negotiation that tends to cause more and bigger problems in the long run. This is because everyone enters the relationship with different ideas and assumptions that never get a proper airing.
Fear of negotiation
Most negotiation fears can be alleviated through proper preparation and applying core skills. Unfortunately, we seldom get proper training, and most approach negotiation incorrectly. Effective negotiation isn’t the old-school, win-lose, us-versus-them contest depicted in film. The music business shouldn’t be a “zero-sum game” where one party wins, and therefore the other(s) must lose. These outcomes harm reputations and relationships. All parties can
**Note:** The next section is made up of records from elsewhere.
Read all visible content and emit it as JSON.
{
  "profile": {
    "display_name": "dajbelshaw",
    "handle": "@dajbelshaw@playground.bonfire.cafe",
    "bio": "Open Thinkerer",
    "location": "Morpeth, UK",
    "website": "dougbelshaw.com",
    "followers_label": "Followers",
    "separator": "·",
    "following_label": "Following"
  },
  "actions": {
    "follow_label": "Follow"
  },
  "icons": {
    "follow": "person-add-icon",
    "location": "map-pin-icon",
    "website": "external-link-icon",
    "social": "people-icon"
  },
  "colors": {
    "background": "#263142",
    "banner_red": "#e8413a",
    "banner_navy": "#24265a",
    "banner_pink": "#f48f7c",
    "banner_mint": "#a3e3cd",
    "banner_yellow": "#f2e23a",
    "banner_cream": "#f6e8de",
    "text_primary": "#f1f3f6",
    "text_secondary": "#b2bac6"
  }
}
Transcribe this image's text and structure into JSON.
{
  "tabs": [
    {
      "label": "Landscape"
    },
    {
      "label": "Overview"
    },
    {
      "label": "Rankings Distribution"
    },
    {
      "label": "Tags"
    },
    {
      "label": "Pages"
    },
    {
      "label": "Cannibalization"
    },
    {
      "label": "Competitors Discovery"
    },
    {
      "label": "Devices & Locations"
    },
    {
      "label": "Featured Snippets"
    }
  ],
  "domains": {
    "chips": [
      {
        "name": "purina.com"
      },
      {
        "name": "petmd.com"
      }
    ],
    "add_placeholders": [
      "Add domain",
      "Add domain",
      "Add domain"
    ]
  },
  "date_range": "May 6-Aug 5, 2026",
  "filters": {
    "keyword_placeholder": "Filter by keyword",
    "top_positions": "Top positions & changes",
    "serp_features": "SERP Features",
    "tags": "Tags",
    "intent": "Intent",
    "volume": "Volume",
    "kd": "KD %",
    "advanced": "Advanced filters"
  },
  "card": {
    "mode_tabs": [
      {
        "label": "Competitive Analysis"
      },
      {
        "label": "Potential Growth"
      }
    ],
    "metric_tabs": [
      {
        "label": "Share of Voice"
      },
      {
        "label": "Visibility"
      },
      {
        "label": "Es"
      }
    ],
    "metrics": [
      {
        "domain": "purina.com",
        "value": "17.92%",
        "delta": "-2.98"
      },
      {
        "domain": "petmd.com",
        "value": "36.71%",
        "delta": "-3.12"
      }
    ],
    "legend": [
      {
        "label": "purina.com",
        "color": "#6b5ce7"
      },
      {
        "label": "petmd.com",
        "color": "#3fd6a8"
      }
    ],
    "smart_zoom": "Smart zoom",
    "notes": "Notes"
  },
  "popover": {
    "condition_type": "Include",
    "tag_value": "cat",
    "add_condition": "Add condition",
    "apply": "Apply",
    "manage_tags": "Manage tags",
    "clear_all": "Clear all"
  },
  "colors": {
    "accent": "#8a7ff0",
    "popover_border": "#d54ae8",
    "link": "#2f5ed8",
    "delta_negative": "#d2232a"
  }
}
– and should
– win every time. One reason is that despite its global scope, ours is a relatively small industry. In my 30+ years in entertainment I’ve seen many people come and go, only to turn up elsewhere in the industry. Not even the biggest “name” acts (or their managers) can afford to risk a negotiation gone sour.
Doing it right
To do it right you first need to do a bit of homework, starting with a thorough examination of the other party’s interests. What’s important to them? See things from their point of view. A rookie mistake is not fully comprehending the needs of the other, or making incorrect assumptions about them. Go beyond the obvious. Ask questions and be genuinely curious. Imagine you’re negotiating with a pub owner to headline his/her venue. What are their concerns and expectations? Their hopes? Their basic assumptions? What are the potential impacts or consequences (positive or negative) if it works out? What if it doesn’t?
Answering these questions accurately is just part of negotiation; you also need to address them
in some meaningful way. For everything you’re asking from them, offer them something in return. It’s like haggling over the sale of a vintage guitar: both parties need fair value from the deal. Saying you’ll promote the show to your Facebook and Twitter followers isn’t enough. Clicks aren’t worth the paper they’re printed on (although getting solid commitments in writing is always recommended to close any bargaining session). How much money could they lose if you don’t pack the place with thirsty patrons? How can you compensate them if they don’t make enough in bar sales? They still have overheads like rent, electricity bills, and staff to pay. They’re in business to profit and you can’t expect them to suck it up and swallow any losses. Business is risky enough, and no one wants to lose another venue.
Creatively developing possible win-win outcomes on the basis of everyone’s interests
(rather than trying to bridge the gap between rigid positions
) is just one of four key principles at the heart of a proven method called integrative negotiation
. A complete analysis is beyond the scope of this blog post, but you can read more in our book (Conflict Resolution for Musicians (and Other Cool People)
), in the classic Getting to Yes
by Fisher & Ury, and many more free resources are on our web site (www.fifthhousegroup.com
). Courses are available online, in person, or in blended classrooms. Negotiation isn’t every musician’s idea of a life- or career-altering skill, but it can be. Taking the time to learn how to do it well can keep the band together longer (and happier), ease your songwriting process, earn more money, and even bring additional peace of mind to your home and personal life.
ABOUT THE AUTHOR
: Ken Ashdown
is former VP of PolyGram Canada’s Mercury/Polydor group of labels and President of Fifth House Group, a consulting & training firm specializing in team & leadership development and conflict resolution in the entertainment industry. He is also co-author (with Helene Arts) of Conflict Resolution for Musicians (and Other Cool People)